___ Extracted data ___

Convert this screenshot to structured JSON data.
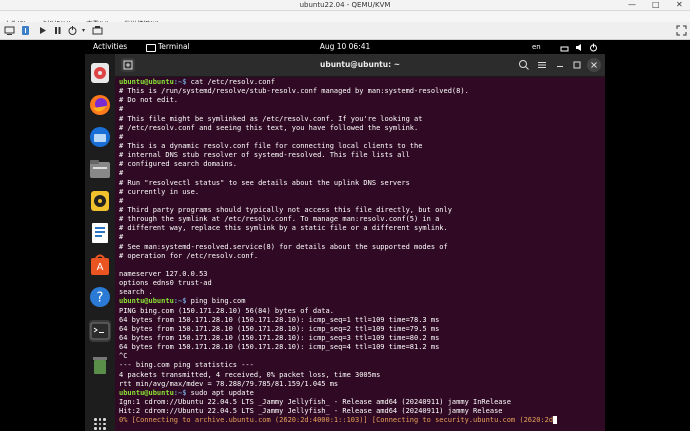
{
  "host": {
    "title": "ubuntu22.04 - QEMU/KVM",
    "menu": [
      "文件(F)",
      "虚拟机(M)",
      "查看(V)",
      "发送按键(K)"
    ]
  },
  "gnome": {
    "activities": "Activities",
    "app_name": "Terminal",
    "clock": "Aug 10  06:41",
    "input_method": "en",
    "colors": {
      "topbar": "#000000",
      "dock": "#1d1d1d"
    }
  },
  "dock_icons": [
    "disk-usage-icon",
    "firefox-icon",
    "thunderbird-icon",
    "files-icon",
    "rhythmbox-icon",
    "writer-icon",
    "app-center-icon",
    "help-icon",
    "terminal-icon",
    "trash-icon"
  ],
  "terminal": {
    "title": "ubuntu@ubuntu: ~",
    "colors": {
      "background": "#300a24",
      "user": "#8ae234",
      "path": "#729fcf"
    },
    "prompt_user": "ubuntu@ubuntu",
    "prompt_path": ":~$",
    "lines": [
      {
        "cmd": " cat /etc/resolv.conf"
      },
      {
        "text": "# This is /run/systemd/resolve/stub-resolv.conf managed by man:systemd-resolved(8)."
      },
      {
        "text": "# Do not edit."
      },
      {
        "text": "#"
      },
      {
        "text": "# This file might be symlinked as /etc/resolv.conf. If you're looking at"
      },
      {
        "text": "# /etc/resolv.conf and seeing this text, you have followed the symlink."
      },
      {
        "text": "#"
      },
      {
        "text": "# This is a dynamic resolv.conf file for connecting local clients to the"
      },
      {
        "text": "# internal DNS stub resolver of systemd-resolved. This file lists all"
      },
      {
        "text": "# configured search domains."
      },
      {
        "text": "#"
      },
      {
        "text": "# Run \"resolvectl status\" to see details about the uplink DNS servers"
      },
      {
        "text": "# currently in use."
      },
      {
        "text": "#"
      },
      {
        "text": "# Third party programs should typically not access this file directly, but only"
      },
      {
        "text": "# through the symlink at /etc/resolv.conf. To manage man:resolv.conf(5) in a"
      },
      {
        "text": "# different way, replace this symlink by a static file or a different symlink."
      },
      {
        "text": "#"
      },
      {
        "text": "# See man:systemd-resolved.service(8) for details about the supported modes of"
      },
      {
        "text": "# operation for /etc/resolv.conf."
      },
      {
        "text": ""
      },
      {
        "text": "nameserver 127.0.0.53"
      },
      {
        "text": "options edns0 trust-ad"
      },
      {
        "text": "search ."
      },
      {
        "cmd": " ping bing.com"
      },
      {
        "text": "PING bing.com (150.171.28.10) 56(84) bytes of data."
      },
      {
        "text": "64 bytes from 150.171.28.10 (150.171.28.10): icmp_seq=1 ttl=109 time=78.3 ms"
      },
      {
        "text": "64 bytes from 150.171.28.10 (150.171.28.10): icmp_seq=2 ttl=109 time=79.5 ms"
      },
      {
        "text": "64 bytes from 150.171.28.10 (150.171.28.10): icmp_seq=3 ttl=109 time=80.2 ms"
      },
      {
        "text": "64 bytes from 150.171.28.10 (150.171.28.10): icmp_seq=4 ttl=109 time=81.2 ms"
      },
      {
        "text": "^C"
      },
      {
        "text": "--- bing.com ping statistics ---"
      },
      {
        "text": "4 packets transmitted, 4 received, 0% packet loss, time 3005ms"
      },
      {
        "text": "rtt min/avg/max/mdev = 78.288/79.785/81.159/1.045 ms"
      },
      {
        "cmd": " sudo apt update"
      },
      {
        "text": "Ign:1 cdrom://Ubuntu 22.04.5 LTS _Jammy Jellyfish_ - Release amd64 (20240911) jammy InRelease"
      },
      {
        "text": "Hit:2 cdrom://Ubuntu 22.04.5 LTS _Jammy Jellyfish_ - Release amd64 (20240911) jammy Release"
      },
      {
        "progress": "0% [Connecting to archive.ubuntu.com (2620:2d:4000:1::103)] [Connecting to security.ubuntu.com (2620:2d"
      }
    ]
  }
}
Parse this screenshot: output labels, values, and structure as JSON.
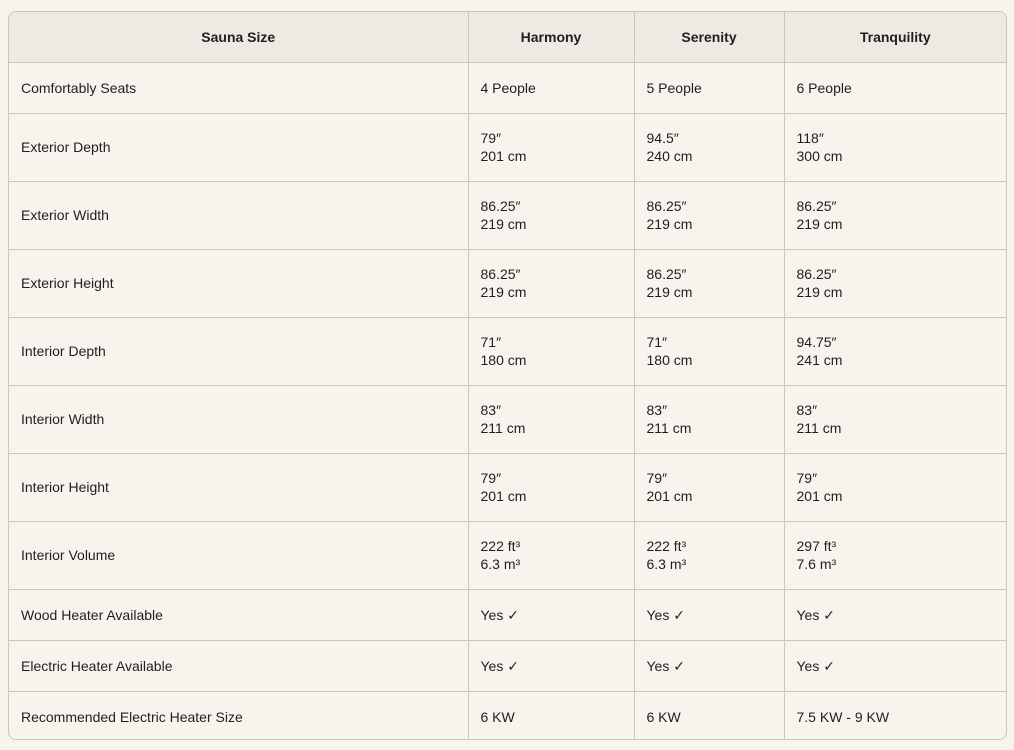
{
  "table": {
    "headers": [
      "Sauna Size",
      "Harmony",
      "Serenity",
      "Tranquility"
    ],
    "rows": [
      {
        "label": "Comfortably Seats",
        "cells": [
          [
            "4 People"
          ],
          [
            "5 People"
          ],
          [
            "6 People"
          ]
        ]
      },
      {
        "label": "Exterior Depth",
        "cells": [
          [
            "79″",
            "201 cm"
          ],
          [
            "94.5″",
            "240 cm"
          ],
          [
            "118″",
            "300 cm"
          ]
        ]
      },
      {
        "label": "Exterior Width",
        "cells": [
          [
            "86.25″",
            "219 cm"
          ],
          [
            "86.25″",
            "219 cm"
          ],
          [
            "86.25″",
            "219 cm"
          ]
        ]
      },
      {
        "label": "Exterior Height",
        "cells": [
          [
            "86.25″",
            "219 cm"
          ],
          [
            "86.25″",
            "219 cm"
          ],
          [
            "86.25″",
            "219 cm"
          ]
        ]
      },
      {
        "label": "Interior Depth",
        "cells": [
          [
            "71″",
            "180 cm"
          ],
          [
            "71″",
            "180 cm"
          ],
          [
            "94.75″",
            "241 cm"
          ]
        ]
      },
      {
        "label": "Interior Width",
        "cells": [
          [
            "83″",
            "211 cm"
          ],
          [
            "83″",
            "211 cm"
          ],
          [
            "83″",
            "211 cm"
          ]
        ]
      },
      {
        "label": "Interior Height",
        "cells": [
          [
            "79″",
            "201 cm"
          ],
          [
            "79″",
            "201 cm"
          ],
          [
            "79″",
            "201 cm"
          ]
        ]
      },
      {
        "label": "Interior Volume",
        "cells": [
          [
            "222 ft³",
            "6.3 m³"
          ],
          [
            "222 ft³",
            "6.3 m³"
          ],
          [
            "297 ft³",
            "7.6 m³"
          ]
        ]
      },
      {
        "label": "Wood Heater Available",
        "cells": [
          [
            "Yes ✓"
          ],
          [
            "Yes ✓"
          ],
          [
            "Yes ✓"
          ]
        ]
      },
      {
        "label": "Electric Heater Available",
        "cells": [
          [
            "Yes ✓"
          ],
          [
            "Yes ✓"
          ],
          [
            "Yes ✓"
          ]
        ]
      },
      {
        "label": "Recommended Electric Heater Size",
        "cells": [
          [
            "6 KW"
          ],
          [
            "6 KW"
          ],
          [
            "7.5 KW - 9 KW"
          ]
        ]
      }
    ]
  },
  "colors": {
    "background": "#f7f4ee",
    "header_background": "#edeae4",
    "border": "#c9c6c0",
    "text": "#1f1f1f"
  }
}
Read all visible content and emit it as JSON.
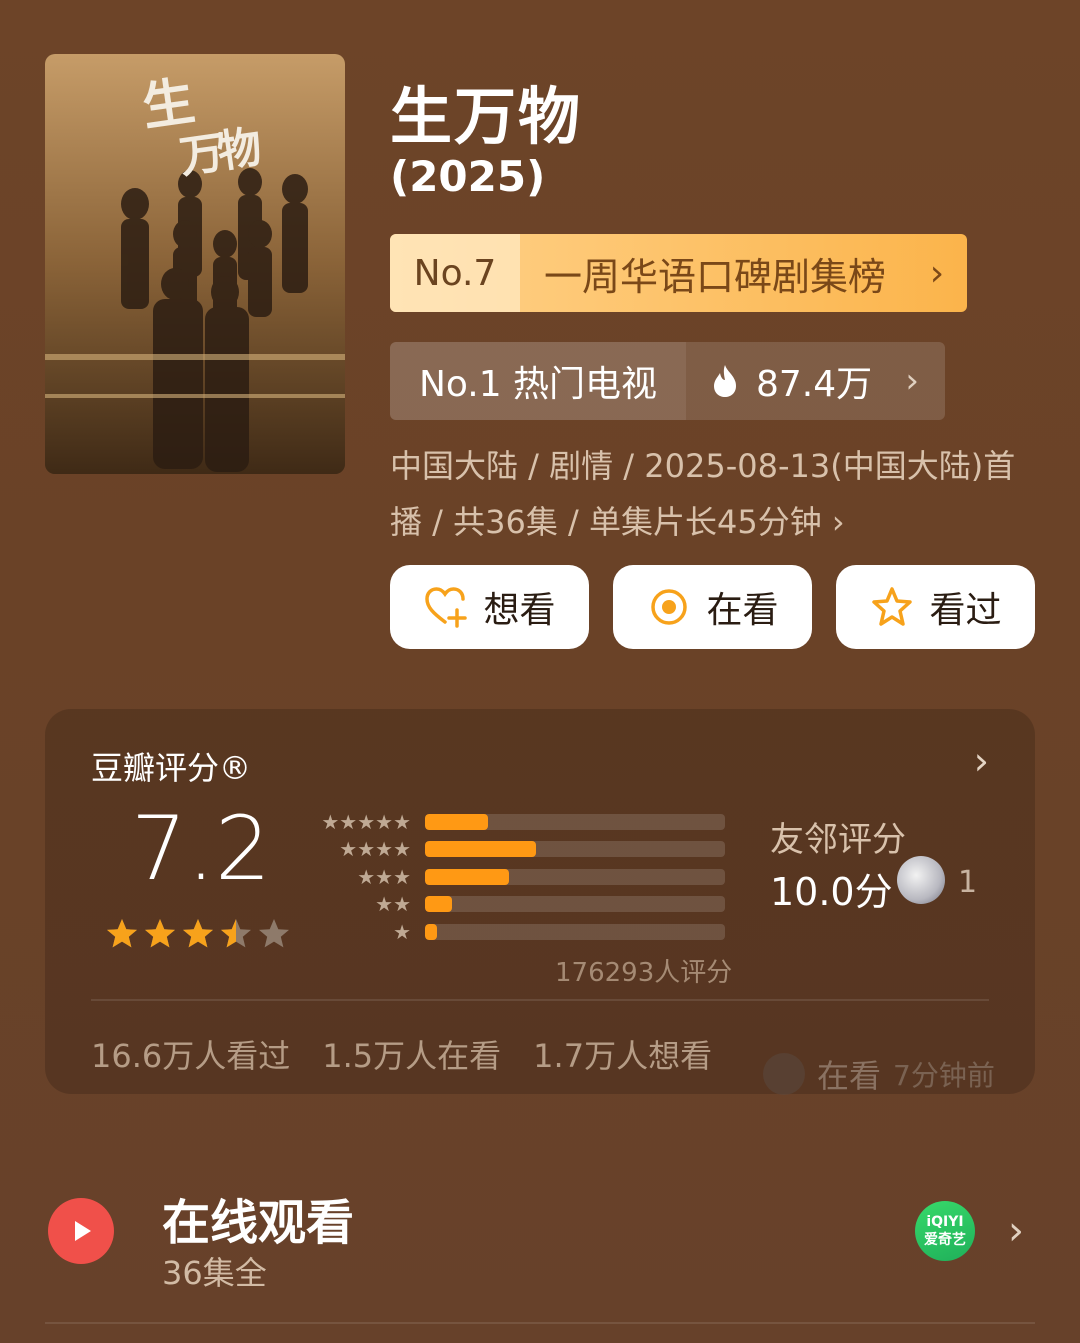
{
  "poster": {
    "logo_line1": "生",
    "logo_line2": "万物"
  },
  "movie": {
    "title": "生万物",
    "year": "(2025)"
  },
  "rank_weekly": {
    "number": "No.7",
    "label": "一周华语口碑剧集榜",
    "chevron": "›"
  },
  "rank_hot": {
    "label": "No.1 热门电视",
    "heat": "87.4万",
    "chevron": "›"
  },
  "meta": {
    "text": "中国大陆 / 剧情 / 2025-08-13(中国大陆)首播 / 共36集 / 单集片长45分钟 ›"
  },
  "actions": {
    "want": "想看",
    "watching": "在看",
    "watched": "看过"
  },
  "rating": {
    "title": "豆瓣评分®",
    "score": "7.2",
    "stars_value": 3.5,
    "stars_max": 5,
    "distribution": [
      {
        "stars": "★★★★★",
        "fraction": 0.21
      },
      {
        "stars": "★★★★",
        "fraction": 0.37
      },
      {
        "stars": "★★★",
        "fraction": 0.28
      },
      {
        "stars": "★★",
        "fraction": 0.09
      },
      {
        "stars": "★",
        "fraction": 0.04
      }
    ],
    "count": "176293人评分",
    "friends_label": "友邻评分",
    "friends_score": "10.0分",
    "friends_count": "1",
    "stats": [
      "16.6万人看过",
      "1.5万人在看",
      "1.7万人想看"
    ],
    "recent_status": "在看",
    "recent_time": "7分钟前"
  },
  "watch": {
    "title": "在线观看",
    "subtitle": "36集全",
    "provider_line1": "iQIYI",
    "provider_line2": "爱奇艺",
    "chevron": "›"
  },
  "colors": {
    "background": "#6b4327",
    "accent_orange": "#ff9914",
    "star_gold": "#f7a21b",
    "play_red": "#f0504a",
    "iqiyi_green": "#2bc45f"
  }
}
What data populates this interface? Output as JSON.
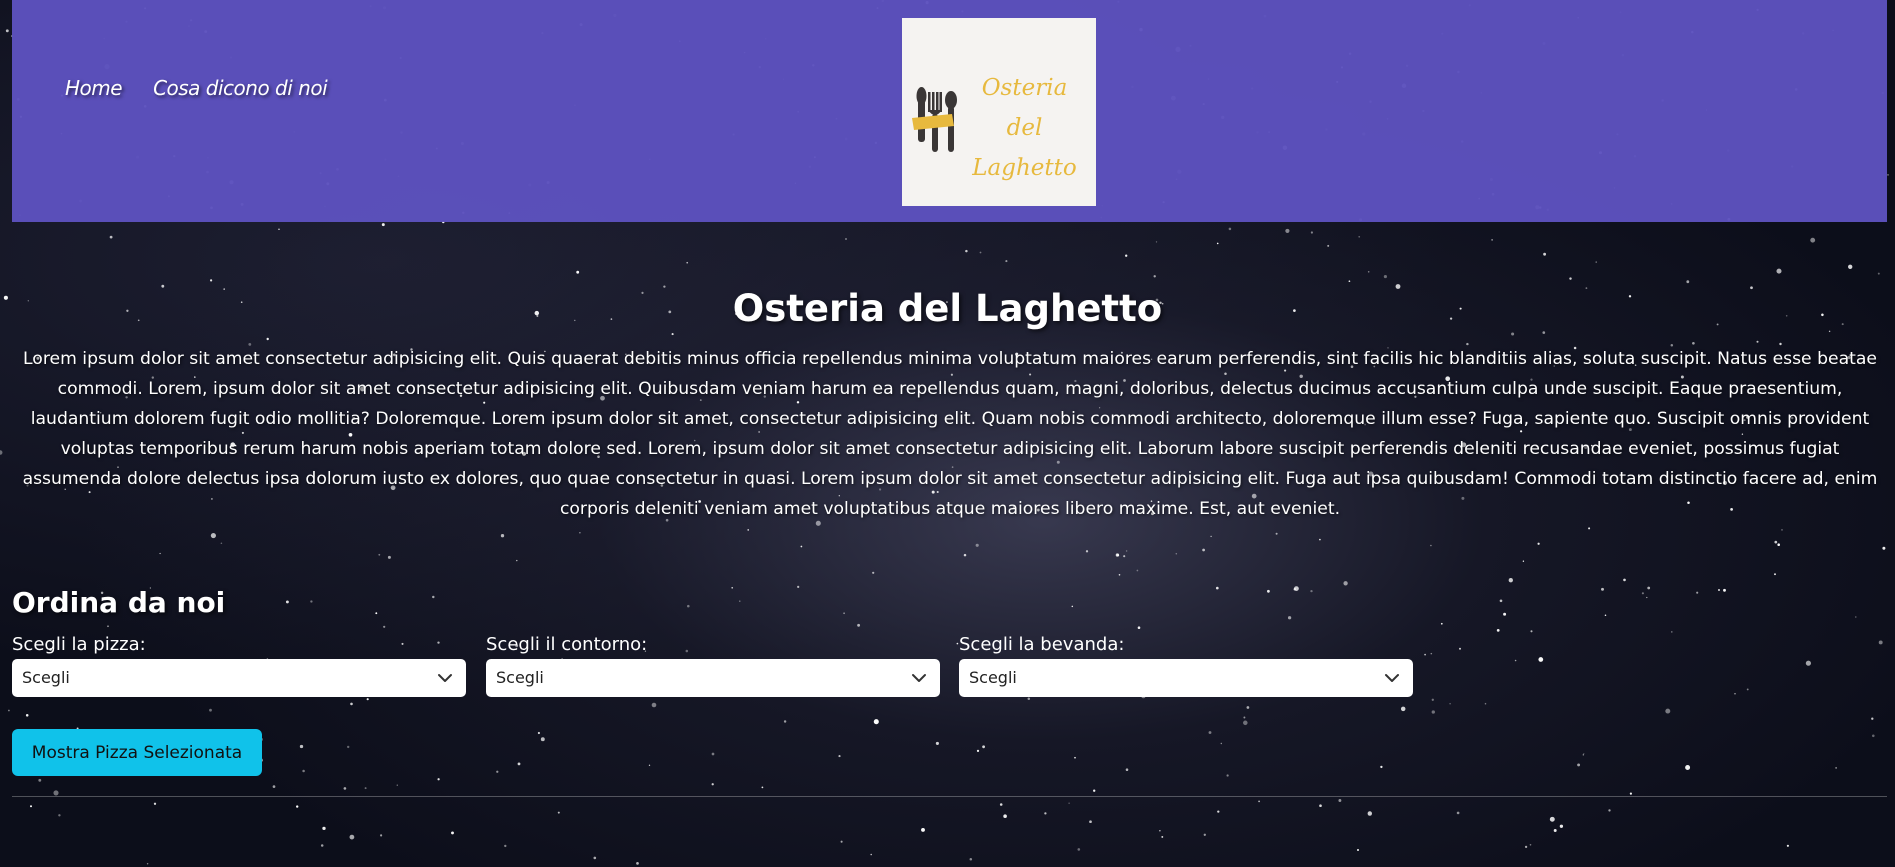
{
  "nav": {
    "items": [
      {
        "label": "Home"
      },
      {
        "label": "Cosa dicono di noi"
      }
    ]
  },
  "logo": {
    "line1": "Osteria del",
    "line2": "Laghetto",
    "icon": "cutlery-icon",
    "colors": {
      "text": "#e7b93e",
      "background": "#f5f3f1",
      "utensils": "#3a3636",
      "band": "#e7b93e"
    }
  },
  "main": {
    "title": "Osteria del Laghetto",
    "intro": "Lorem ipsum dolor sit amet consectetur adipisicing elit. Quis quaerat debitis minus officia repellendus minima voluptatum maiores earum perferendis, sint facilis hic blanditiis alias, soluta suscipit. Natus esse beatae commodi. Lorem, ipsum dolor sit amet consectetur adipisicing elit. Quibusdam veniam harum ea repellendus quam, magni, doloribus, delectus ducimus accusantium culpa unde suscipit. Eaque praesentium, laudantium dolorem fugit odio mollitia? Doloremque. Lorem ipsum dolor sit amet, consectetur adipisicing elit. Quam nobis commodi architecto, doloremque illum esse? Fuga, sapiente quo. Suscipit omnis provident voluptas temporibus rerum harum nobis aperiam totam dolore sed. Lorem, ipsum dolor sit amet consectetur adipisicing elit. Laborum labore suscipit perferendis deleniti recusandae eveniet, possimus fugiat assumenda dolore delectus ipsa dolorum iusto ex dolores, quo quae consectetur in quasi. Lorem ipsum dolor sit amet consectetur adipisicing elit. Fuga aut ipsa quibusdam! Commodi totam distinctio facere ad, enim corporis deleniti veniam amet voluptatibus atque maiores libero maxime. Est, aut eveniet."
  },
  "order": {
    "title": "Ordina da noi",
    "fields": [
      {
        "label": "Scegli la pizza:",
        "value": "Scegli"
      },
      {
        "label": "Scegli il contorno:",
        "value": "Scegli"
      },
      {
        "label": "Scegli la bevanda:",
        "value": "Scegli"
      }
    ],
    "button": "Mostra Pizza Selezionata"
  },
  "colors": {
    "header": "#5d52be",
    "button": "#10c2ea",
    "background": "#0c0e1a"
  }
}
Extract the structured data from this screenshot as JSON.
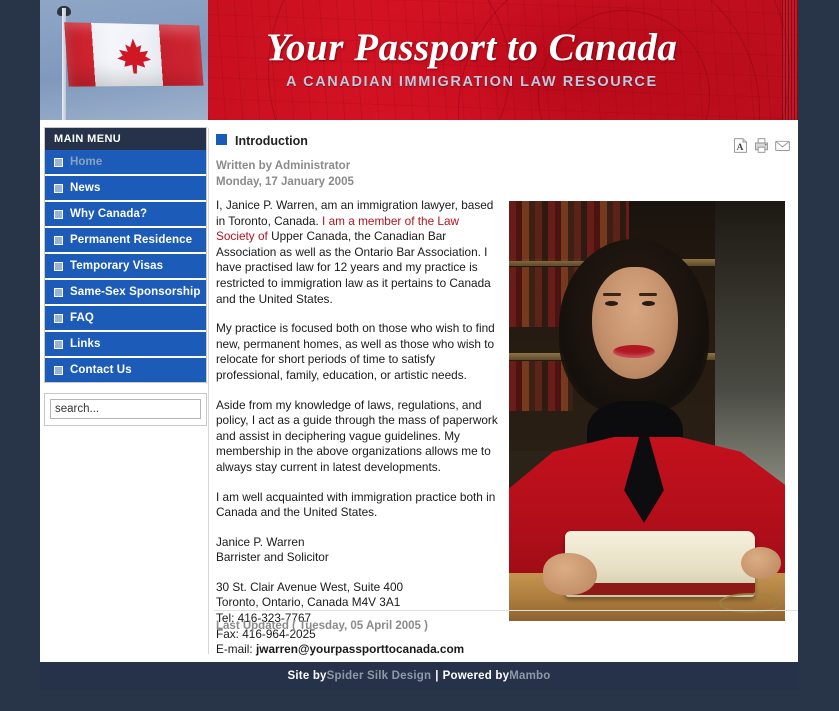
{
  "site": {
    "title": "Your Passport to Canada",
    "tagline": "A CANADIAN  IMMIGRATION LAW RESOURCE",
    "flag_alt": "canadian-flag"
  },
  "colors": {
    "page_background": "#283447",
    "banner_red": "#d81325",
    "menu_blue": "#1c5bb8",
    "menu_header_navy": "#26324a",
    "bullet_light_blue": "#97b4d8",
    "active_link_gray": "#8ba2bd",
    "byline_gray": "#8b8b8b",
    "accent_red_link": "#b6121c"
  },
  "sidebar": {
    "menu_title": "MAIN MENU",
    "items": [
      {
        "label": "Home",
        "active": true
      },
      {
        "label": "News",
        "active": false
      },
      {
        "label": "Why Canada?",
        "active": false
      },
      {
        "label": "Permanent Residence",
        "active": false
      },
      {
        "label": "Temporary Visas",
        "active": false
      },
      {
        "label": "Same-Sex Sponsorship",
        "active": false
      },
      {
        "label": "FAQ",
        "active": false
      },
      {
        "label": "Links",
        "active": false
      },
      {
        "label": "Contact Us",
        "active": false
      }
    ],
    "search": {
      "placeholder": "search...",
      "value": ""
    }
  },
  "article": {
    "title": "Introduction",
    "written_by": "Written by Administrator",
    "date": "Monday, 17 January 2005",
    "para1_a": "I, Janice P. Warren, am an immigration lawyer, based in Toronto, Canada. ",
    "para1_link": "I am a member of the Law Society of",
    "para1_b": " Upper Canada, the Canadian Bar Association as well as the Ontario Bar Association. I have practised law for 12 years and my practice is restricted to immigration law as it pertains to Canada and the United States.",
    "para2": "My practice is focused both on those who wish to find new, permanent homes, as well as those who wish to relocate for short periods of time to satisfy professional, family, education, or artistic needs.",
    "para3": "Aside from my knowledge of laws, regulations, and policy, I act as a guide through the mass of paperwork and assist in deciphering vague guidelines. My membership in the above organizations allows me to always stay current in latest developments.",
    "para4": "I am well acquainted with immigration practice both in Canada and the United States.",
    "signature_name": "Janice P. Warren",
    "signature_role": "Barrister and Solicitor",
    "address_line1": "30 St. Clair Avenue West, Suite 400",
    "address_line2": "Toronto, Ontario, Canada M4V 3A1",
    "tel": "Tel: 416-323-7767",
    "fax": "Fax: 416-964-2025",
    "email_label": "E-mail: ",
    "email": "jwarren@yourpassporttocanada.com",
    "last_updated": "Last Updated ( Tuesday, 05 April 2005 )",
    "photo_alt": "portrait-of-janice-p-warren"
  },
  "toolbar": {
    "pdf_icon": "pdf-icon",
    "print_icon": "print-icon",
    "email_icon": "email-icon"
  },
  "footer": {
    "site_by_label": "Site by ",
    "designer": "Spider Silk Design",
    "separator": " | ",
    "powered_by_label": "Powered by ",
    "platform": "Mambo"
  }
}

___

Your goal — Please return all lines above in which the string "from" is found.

Response area —
        "text": "64 bytes from 150.171.28.10 (150.171.28.10): icmp_seq=1 ttl=109 time=78.3 ms"
        "text": "64 bytes from 150.171.28.10 (150.171.28.10): icmp_seq=2 ttl=109 time=79.5 ms"
        "text": "64 bytes from 150.171.28.10 (150.171.28.10): icmp_seq=3 ttl=109 time=80.2 ms"
        "text": "64 bytes from 150.171.28.10 (150.171.28.10): icmp_seq=4 ttl=109 time=81.2 ms"
Extract the structured data from this screenshot as JSON.
    "para3": "Aside from my knowledge of laws, regulations, and policy, I act as a guide through the mass of paperwork and assist in deciphering vague guidelines. My membership in the above organizations allows me to always stay current in latest developments.",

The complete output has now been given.